A hip replacement is one of the most common and successful operations carried out on the Island

Each year around 250 patients are admitted to St Mary’s Hospital to undergo the surgery that can bring to an end what have often been years of pain and misery. The operation is fairly straightforward, but when it was MY turn there was inevitably some trepidation. The questions ‘what if…what if?’ went through my mind. But looking back I need not have concerned myself unduly. I could hardly have been treated better by the dedicated NHS team, headed by Salim Nasra, consultant orthopaedic surgeon, with a special interest in hip and knee surgery.

Mr Nasra explained: “Hip and knee replacements are among the most common operations in the UK. It is one of the most successful orthopaedic operations ever invented, and has improved the quality of patients’ life in a huge way.”

The biggest cause of a hip problem is osteoarthritis, with a smaller number due to rheumatoid arthritis. Surgery usually takes between an hour and 90 minutes. There are two procedures; one where the joint is fixed to the bone with cement, and the one I had, which was without cement. With un-cemented, the joint is coated with a special material, and the bone grows into it within six to 10 weeks.

I had some reservations after being told I would remain semi-conscious throughout surgery. Mr Nasra said: “The concept of keeping a patient semi-conscious rather than administering a full anaesthetic has been used for several years. We use spinal anaesthetic instead (the same principle as an epidural), which we feel is good for the patient for several reasons.

“First, there is no intubation, and secondly during the operation the blood pressure remains lower than usual which reduces bleeding, so surgery can be carried out more effectively. More importantly post-operation you don’t have any feeling in the legs, so you don’t need a large amount of painkillers. Around 85 per cent of patients undergoing hip replacement are given this method.”

I can confirm that during surgery, with headphones on listening to music, I heard a certain amount of banging, and recall the sound of staples being used to seal the wound. But it seemed a world away. In fact the anaethetist did speak to me on one occasion, but only to wake me up because I was snoring! Within minutes of the operation being completed I was in the recovery ward, fully conscious and having a cuppa.

In the operating theatre during surgery there was the surgeon, an assistant, the anaesthetist and assistant, the scrub nurse and two or three ‘runners’. So when Mr. Nasra says he needed a certain type of joint the ‘runner’ went to shelves in the store room to get the right prosthetic piece. For a hip replacement there are up to six sizes for the ball joint, and more for the cup.

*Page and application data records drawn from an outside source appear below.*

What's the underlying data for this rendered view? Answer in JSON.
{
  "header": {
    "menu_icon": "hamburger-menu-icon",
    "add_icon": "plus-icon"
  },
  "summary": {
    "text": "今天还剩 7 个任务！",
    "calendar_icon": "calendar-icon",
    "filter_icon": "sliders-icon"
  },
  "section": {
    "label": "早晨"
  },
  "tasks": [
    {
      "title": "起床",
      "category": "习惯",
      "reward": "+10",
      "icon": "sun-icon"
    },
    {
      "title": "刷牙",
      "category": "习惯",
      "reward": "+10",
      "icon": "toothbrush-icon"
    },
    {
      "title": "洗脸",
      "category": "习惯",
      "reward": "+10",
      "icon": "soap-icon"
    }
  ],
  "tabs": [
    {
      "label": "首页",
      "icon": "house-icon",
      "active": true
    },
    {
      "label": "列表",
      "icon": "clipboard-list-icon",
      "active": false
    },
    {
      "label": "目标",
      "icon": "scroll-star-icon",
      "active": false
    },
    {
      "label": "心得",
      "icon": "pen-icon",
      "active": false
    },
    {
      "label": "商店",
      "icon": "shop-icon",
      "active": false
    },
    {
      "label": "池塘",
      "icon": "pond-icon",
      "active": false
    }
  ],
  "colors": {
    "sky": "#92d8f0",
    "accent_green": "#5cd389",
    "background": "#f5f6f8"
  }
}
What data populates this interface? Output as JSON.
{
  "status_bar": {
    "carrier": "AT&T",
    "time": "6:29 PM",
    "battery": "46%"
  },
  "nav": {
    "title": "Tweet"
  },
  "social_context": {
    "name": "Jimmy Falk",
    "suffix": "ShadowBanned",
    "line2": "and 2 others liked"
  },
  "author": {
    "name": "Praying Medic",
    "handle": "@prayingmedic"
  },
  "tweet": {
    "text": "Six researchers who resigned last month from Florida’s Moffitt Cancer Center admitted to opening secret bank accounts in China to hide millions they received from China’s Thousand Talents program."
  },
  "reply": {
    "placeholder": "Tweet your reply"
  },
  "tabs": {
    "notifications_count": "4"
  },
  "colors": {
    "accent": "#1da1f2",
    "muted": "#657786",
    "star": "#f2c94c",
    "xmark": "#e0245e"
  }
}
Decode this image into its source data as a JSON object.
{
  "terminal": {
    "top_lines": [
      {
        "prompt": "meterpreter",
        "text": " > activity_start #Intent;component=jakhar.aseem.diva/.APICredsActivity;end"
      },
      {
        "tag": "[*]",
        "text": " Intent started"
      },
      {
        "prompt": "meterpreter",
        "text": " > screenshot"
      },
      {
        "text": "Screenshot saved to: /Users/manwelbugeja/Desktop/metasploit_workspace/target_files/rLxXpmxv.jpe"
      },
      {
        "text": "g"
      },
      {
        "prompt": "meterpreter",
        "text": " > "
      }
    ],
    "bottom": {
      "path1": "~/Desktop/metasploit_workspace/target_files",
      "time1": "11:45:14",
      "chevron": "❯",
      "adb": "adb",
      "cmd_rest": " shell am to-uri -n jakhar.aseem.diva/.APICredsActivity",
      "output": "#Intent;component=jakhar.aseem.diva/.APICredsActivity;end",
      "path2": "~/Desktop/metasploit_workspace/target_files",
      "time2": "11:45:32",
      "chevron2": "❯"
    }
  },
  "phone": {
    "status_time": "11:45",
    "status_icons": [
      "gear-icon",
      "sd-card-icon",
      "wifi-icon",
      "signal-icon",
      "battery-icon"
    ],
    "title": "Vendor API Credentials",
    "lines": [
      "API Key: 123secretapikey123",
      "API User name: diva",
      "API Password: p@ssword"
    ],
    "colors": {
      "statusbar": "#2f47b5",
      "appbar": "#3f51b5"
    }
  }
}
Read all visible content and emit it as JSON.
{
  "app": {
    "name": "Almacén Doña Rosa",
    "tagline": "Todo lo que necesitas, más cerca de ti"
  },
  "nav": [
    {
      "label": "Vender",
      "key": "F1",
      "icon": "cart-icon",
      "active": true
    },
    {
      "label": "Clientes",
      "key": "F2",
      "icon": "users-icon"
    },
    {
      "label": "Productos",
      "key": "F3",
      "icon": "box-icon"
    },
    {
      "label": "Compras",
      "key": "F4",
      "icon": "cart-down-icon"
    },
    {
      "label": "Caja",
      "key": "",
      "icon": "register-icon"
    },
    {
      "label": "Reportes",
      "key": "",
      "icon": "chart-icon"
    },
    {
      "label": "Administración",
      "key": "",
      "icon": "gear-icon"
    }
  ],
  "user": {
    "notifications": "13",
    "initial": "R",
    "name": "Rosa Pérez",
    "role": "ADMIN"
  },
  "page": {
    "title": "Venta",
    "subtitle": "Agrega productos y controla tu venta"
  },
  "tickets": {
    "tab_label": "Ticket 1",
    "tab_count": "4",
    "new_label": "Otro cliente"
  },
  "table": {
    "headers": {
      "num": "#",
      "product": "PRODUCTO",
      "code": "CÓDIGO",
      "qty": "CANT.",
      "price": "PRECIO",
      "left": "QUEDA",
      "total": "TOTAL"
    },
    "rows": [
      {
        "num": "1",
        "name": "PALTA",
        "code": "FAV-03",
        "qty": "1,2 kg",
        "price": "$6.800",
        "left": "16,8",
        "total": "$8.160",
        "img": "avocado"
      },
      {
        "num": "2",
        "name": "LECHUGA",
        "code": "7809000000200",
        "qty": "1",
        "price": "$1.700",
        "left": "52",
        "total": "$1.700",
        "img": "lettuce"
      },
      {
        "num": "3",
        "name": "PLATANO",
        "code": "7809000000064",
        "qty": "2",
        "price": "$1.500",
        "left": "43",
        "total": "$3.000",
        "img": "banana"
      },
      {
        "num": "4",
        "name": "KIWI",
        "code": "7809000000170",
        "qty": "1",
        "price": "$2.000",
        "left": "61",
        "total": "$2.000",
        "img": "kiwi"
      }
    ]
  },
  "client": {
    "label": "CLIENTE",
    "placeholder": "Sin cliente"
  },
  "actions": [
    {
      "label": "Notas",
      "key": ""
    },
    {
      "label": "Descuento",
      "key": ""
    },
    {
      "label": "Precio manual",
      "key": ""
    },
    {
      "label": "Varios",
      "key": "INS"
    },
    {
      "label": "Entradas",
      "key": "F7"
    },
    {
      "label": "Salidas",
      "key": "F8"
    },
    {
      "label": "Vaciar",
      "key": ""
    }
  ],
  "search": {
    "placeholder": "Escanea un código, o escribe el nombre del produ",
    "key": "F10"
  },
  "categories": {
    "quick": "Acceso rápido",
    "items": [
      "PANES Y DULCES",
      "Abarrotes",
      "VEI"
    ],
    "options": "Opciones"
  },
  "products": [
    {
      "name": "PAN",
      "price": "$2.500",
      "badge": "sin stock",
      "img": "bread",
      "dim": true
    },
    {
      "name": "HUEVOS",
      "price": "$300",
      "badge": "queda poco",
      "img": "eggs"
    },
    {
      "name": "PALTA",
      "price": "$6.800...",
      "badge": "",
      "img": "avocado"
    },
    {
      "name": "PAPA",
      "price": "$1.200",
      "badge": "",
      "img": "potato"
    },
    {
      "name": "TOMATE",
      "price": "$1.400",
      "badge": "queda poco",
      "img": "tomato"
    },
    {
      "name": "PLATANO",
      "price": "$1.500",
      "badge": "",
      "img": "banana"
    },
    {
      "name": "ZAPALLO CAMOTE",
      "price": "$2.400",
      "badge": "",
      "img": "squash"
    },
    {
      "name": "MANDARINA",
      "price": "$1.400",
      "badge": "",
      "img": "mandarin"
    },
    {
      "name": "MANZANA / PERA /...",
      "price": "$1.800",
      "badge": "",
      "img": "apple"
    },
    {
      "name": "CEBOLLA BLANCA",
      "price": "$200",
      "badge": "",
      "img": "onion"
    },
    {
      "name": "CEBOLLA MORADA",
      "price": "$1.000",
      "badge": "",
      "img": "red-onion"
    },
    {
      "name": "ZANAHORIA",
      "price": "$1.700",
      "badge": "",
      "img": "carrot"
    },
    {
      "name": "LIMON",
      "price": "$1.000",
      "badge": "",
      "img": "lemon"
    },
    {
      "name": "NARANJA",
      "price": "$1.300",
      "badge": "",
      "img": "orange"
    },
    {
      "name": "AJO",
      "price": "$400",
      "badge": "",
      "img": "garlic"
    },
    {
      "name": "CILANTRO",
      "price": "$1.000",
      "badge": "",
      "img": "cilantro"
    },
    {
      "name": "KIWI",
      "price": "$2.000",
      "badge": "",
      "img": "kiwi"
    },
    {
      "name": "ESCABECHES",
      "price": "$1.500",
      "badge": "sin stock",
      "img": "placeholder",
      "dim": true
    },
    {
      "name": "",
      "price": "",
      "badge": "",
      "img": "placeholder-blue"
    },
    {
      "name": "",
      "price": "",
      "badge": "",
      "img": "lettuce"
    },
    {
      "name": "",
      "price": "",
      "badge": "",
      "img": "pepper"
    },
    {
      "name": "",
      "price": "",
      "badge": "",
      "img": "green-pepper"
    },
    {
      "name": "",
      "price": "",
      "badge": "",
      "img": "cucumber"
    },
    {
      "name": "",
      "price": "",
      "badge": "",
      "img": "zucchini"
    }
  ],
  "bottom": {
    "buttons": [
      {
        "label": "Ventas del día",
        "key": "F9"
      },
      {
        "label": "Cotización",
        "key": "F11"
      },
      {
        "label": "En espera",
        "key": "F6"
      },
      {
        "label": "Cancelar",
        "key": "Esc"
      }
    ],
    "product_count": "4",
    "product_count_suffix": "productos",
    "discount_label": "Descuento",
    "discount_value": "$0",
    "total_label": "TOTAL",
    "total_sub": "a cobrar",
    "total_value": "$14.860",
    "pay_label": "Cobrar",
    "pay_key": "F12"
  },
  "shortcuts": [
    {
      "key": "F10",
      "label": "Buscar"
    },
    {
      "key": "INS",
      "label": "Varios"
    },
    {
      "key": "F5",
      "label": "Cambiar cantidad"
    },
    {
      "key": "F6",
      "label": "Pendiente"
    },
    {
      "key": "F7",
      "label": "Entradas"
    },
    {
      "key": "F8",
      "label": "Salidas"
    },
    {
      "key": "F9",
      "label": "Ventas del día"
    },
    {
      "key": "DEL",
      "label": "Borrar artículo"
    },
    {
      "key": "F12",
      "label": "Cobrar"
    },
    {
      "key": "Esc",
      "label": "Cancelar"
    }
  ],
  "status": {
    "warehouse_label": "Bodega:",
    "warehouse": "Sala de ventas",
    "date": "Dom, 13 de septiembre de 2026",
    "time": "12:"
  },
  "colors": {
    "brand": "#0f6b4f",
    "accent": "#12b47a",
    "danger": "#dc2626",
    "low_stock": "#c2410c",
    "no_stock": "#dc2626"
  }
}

“We need more than one of each in case we do several replacements in a few days, and do not want to run out,” he said. “The success of hip operations is multi-factorial. It is a combined effort from everyone involved in the patient’s care, which in turn reduces the patient’s stay in hospital after surgery. When I arrived at St Mary’s in 2000 the length of stay was about two weeks. But we have subsequently worked on a fast-track discharge.

“It is a combined effort by surgeon, anaesthetist, doctors and nurses, occupational therapists and physiotherapists. We have pre-admission clinics for everyone to be examined before surgery, and the patients are given leaflets and booklets to explain the procedure, and what they can and cannot do after the operation. It is about preparation and attention to detail.

“Now a patient can be discharged more quickly but without compromising their safety. The length of stay after a hip operation is around five days – a significant reduction to even five years ago.”

I was discharged little more than 48 hours after surgery and told it was because I was quite fit and healthy and still comparatively young for such an operation. A nurse specialist clinic has also been created, with the nurse overseeing all post-operative patients; usually six weeks for knees and three months for hips. But because my hip was un-cemented I was seen again after six weeks.

In all there were a dozen or more NHS staff caring for me, from ward sister to occupational therapist and surgeon to the district nurse, who visited me at home to dress my wound several times after discharge. I would like to thank all of them, and I hope that recounting my experiences will help allay the fears of any reader who is about to face similar hip replacement surgery.

And as real bonus for the first time in more years than I can remember I can now put on my left sock unaided, and tie my left shoe lace again. So for me the operation is already proving a big success!